  • Netmask for a class B subnet of 65,534 usable addresses: 255.255.0.0, or /16
  • Netmask for a class C subnet of 254 usable addresses: 255.255.255.0, or /24
  • Netmask for subnetted class C of 126 usable addresses: 255.255.255.128, or /25
  • Netmask for a class C subnet of 254 usable addresses: 255.255.255.0, or /24
  • Netmask for subnetted class C of 126 usable addresses: 255.255.255.128, or /25
  • Netmask for subnetted class C of 62 usable addresses: 255.255.255.192, or /26
  • Netmask for subnetted class C of 30 usable addresses: 255.255.255.224, or /27
  • Netmask for subnetted class C of 14 usable addresses: 255.255.255.240, or /28
  • Netmask for subnetted class C of 6 usable addresses: 255.255.255.248, or /29
  • Netmask for subnetted class C of 2 usable addresses: 255.255.255.252, or /30
  • Netmask for a single computer: 255.255.255.255, or /32

So for a single host or subnet the valid format of IP address and netmask could be either:

x.x.x.x/x.x.x.x, such as 192.168.1.0/255.255.255.0

or

x.x.x.x/x, such as 192.168.1.0/24

Static route configuration

A setting that is found in the IP/Netmask address type that is not found in the other address types is the enabling or disabling of Static Route Configuration. Enabling this feature includes the address in the listing of named addresses when setting up a static route.

To use in the GUI
  1. Enable the Static Route Configuration in the address.
  2. Go to Network > Static Routes and create a new route.
  3. For a Destination type, choose Named Address.
  4. Using the drop down menu, enter the name of the address object in the field just underneath the Destination type options.
  5. Fill out the other information relevant to the route
  6. Select the OK button
To enable in the CLI:

config firewall address

edit <address_name>

set allow-routing enable

end

Creating a subnet address

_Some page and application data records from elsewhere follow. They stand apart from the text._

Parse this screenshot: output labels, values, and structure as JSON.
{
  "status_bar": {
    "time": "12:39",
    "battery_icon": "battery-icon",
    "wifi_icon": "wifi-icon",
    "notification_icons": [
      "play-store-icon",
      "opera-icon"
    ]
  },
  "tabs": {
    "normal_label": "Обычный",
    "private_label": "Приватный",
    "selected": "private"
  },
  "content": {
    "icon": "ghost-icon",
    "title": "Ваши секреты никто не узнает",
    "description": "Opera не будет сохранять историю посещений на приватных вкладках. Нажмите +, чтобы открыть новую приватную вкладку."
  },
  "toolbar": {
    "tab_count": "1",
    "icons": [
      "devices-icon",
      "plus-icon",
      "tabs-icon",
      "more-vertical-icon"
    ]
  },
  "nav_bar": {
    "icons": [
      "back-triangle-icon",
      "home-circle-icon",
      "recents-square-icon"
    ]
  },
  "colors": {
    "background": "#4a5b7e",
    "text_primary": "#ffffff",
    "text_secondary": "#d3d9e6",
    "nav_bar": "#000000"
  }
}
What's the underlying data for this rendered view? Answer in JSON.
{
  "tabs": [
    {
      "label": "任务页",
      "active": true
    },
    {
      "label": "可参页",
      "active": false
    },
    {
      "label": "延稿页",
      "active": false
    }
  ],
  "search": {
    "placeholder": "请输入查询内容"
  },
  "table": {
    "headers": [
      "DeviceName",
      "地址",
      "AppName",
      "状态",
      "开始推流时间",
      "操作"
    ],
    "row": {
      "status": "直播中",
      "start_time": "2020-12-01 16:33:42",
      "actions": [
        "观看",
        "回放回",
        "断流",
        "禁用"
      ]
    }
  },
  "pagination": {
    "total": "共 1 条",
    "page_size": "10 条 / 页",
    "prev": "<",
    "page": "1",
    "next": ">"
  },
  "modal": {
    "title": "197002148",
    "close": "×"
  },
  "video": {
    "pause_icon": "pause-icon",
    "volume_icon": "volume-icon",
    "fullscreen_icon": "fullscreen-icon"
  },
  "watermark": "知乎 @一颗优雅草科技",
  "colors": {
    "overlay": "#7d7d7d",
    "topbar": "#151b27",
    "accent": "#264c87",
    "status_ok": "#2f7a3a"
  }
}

  1. Go to Policy & Objects > Addresses.
  2. Select Create New. A drop down menu is displayed. Select Address.
  3. In the Category field, chose Address. (This is for IPv4 addresses.)
  4. Input a Namefor the address object.
  5. In the Type field, select IP/Netmask from the drop down menu.
  6. In the Subnet/IP Range field, enter the address and subnet mask according to the format x.x.x.x/x.x.x.x or the short hand format of x.x.x.x/x
  7. In the Interface field, leave as the default any or select a specific interface from the drop down menu.
  8. Select the desired on/off toggle setting for Show in Address List. If the setting is enabled the address will appear in drop down menus where it is an option.
  9. Select the desired on/off toggle setting for Static Route Configuration.
  10. Input any additional information in the Comments field.
  11. Press OK.

Example

Example of a Subnet address for a database server on the DMZ:

Field Value
Category Address
Name DB_server_1
Type IP/Netmask
Subnet/IP Range United States
Interface any
Show in Address List [on]
Static Route Configuration [off]
Comments